The WannaCry and Petya ransomware really shook us all to the core. The cyber security community realized that hackers were on their way to perfecting automated cyber-attacks. They use machines and AI (artificial intelligence) to search through database and website vulnerabilities and automatically put in malicious code to locate their victim.
The whole process could in fact, be automated to the point that hackers would be making serious money in their sleep. Cyber hacking is on the verge of becoming the cutting edge of the millennial entrepreneurship bubble.
What happens now?
IT chiefs met in Sydney recently to discuss how to best mitigate security risks by automating processes and systems.
James Sillence, a senior engineering manager at Juniper Networks, has stated that they’ve known for a while that hackers are using machine-generated processes to conduct attacks. He argued that “If our response to that kind of attack requires human intervention, it becomes inevitable that at some point we will succumb to an attack.
In today’s internet, what’s imperative for a robust cyber security posture is a machine-based, automated response to a machine-based, automated attack”. In other words, let’s fight robots with robots.
Another major issue within the automation war, is that technology is improving so rapidly that it’s increasing difficult for security professionals to catch prior to or as the events are taking place, so there is a great lack and need for experience in the field.
Unfortunately, due to the fast-track of todays cyber-security landscape, putting a human in slows down the process to the point of being dangerous, events have already happened and we are literally left analyzing what happened and how, rather than attacking the problem – head on.
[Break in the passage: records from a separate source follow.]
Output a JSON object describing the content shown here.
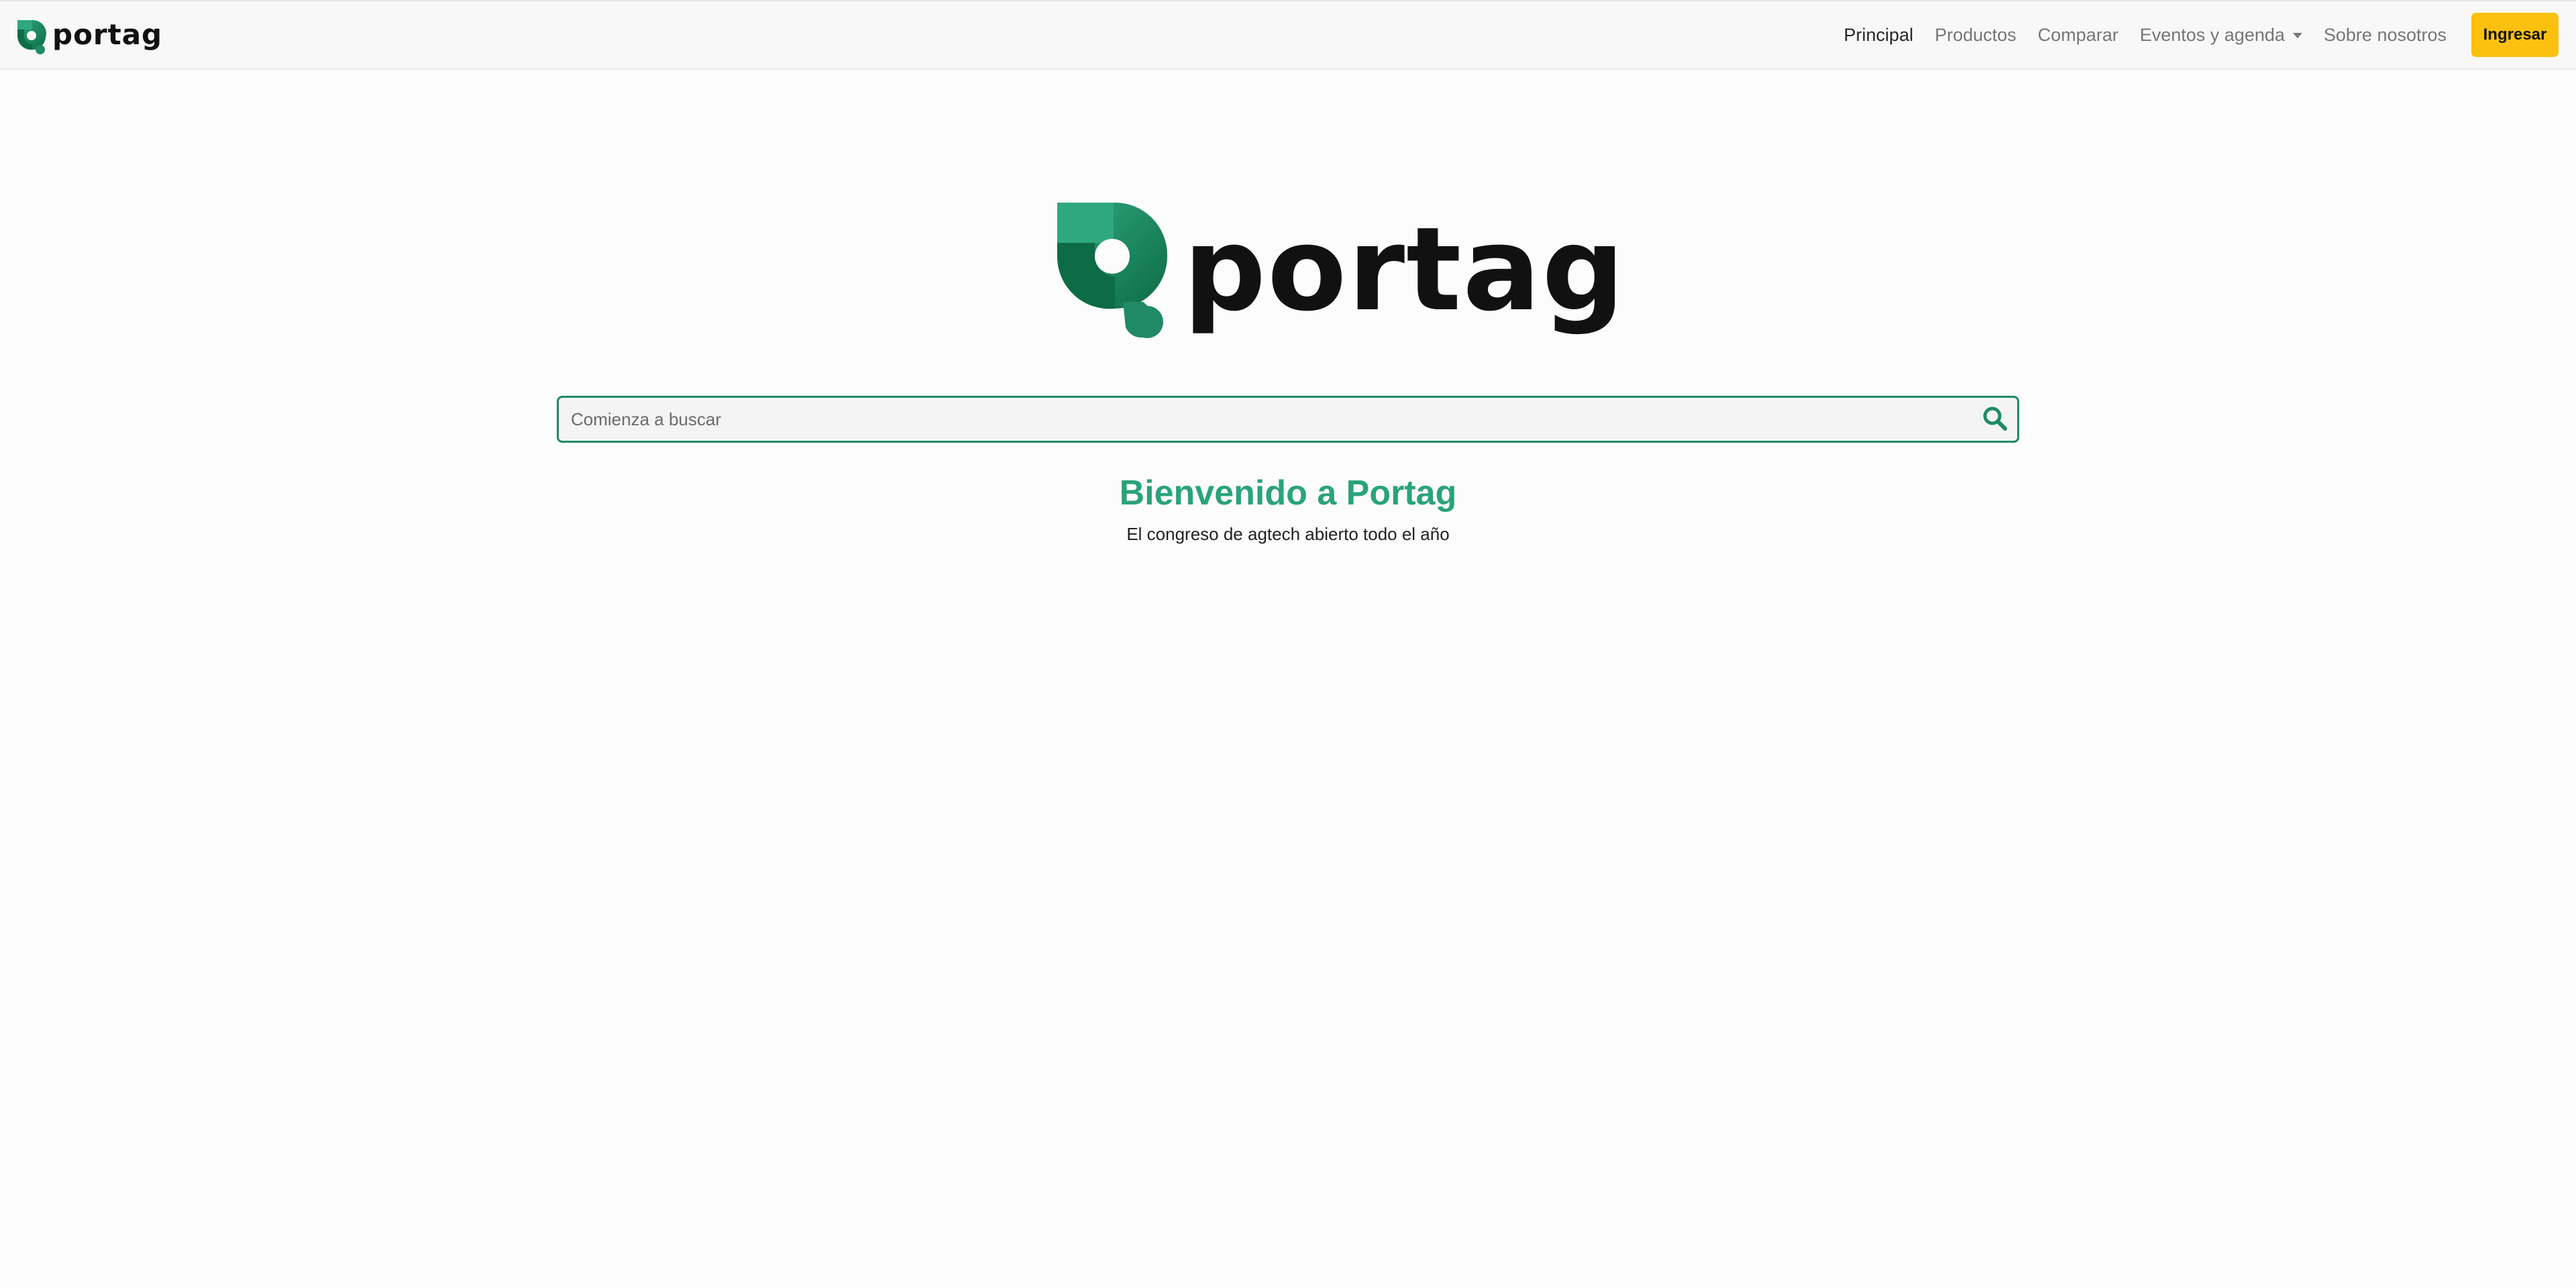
{
  "brand": {
    "name": "portag",
    "colors": {
      "green_light": "#2fa880",
      "green_dark": "#0d6b45",
      "text_dark": "#111111"
    }
  },
  "nav": {
    "items": [
      {
        "label": "Principal",
        "active": true
      },
      {
        "label": "Productos",
        "active": false
      },
      {
        "label": "Comparar",
        "active": false
      },
      {
        "label": "Eventos y agenda",
        "active": false,
        "dropdown": true
      },
      {
        "label": "Sobre nosotros",
        "active": false
      }
    ],
    "login_label": "Ingresar",
    "login_color": "#fcc10f"
  },
  "hero": {
    "logo_text": "portag"
  },
  "search": {
    "placeholder": "Comienza a buscar",
    "value": "",
    "icon": "search-icon",
    "border_color": "#1f8a65"
  },
  "welcome": {
    "title": "Bienvenido a Portag",
    "subtitle": "El congreso de agtech abierto todo el año",
    "title_color": "#2aa37a"
  }
}
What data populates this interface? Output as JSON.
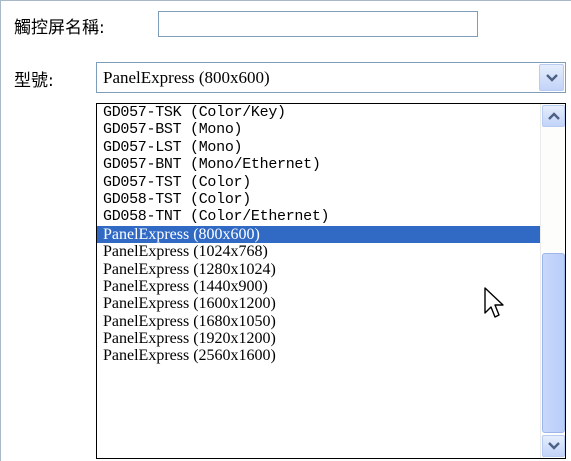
{
  "form": {
    "name_label": "觸控屏名稱:",
    "name_value": "",
    "model_label": "型號:",
    "model_selected": "PanelExpress (800x600)"
  },
  "dropdown": {
    "items": [
      {
        "label": "GD057-TSK (Color/Key)",
        "selected": false
      },
      {
        "label": "GD057-BST (Mono)",
        "selected": false
      },
      {
        "label": "GD057-LST (Mono)",
        "selected": false
      },
      {
        "label": "GD057-BNT (Mono/Ethernet)",
        "selected": false
      },
      {
        "label": "GD057-TST (Color)",
        "selected": false
      },
      {
        "label": "GD058-TST (Color)",
        "selected": false
      },
      {
        "label": "GD058-TNT (Color/Ethernet)",
        "selected": false
      },
      {
        "label": "PanelExpress (800x600)",
        "selected": true
      },
      {
        "label": "PanelExpress (1024x768)",
        "selected": false
      },
      {
        "label": "PanelExpress (1280x1024)",
        "selected": false
      },
      {
        "label": "PanelExpress (1440x900)",
        "selected": false
      },
      {
        "label": "PanelExpress (1600x1200)",
        "selected": false
      },
      {
        "label": "PanelExpress (1680x1050)",
        "selected": false
      },
      {
        "label": "PanelExpress (1920x1200)",
        "selected": false
      },
      {
        "label": "PanelExpress (2560x1600)",
        "selected": false
      }
    ]
  },
  "colors": {
    "selection": "#316ac5",
    "border": "#7f9db9"
  }
}
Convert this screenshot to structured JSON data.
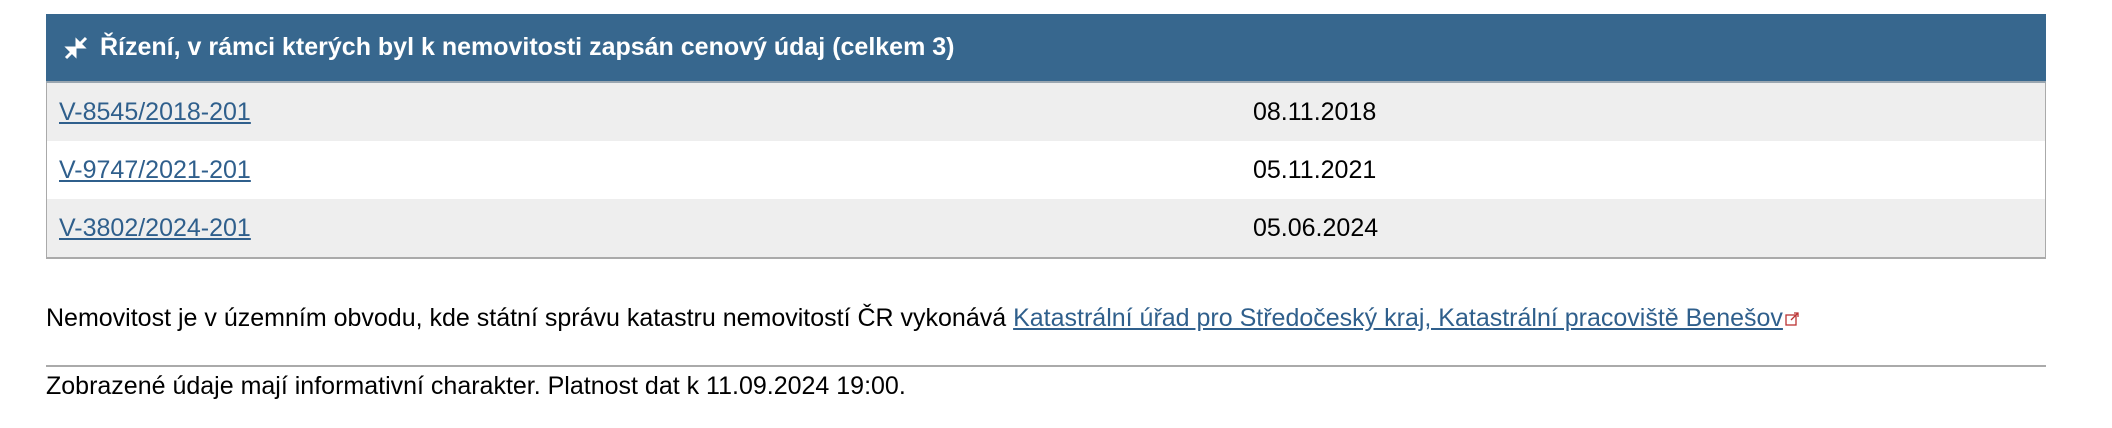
{
  "panel": {
    "title": "Řízení, v rámci kterých byl k nemovitosti zapsán cenový údaj (celkem 3)",
    "icon": "compress-arrows-icon",
    "header_color": "#37678e",
    "rows": [
      {
        "id": "V-8545/2018-201",
        "date": "08.11.2018"
      },
      {
        "id": "V-9747/2021-201",
        "date": "05.11.2021"
      },
      {
        "id": "V-3802/2024-201",
        "date": "05.06.2024"
      }
    ]
  },
  "office": {
    "text": "Nemovitost je v územním obvodu, kde státní správu katastru nemovitostí ČR vykonává ",
    "link": "Katastrální úřad pro Středočeský kraj, Katastrální pracoviště Benešov",
    "icon": "external-link-icon"
  },
  "footer": "Zobrazené údaje mají informativní charakter. Platnost dat k 11.09.2024 19:00."
}
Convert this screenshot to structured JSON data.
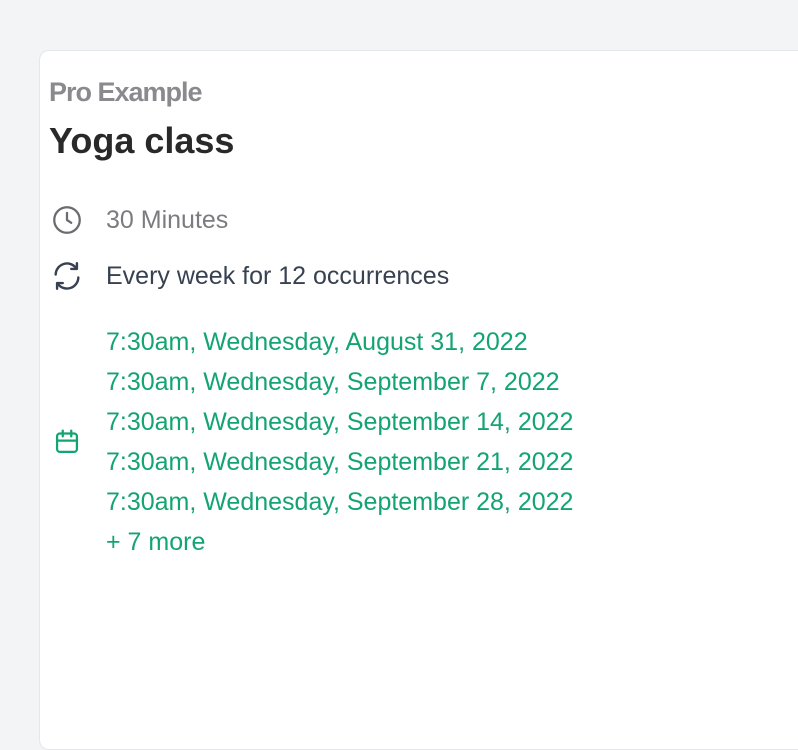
{
  "event": {
    "owner": "Pro Example",
    "title": "Yoga class",
    "duration": "30 Minutes",
    "recurrence": "Every week for 12 occurrences",
    "dates": [
      "7:30am, Wednesday, August 31, 2022",
      "7:30am, Wednesday, September 7, 2022",
      "7:30am, Wednesday, September 14, 2022",
      "7:30am, Wednesday, September 21, 2022",
      "7:30am, Wednesday, September 28, 2022"
    ],
    "more": "+ 7 more"
  },
  "icons": {
    "duration": "clock-icon",
    "recurrence": "refresh-icon",
    "dates": "calendar-icon"
  },
  "colors": {
    "accent_green": "#14a472",
    "title": "#292929",
    "muted": "#8a8a8e"
  }
}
Hence the serious advantage of fighting cyber crime with automation, where defenses can be added pre-event, suspicious traffic can be diverted, quarantined and handled without skilled security professionals having to lift a finger. This allows the professionals more time and effort to be diverted to policy and compliance.
In a cyber-security job market that is currently seriously understaffed, this will be a crucial turning point in the years to come.
So, what should security companies and departments automate?
There are a few things that they could start with. Automation would help increase the frequency of deployment cycles, speeding up any technology updates that are required for added protection.
Another area to automate is scripts. Sometimes the machine waits for human intervention or for a person to make a decision, instead, all of this could be automated to drastically decrease exhaustive wait times.
Another great service that companies could use is security companies that use AI and machine learning to quickly learn all the possible new threats out there. Companies like Cylance, CrowdStrike, Vectra Networks and Darktrace are raising millions of dollars to create the best AI security services.
As more and more companies switch to cloud computing service providers like Amazon Microsoft, and Google, people are looking to these tech leaders for increased security and they will have to provide.
A Promising 2019
AI will most definitely improve computer security and thwart the next wave of ransomware and other creative hacker inventions. Looking forward to brighter, more secure year ahead.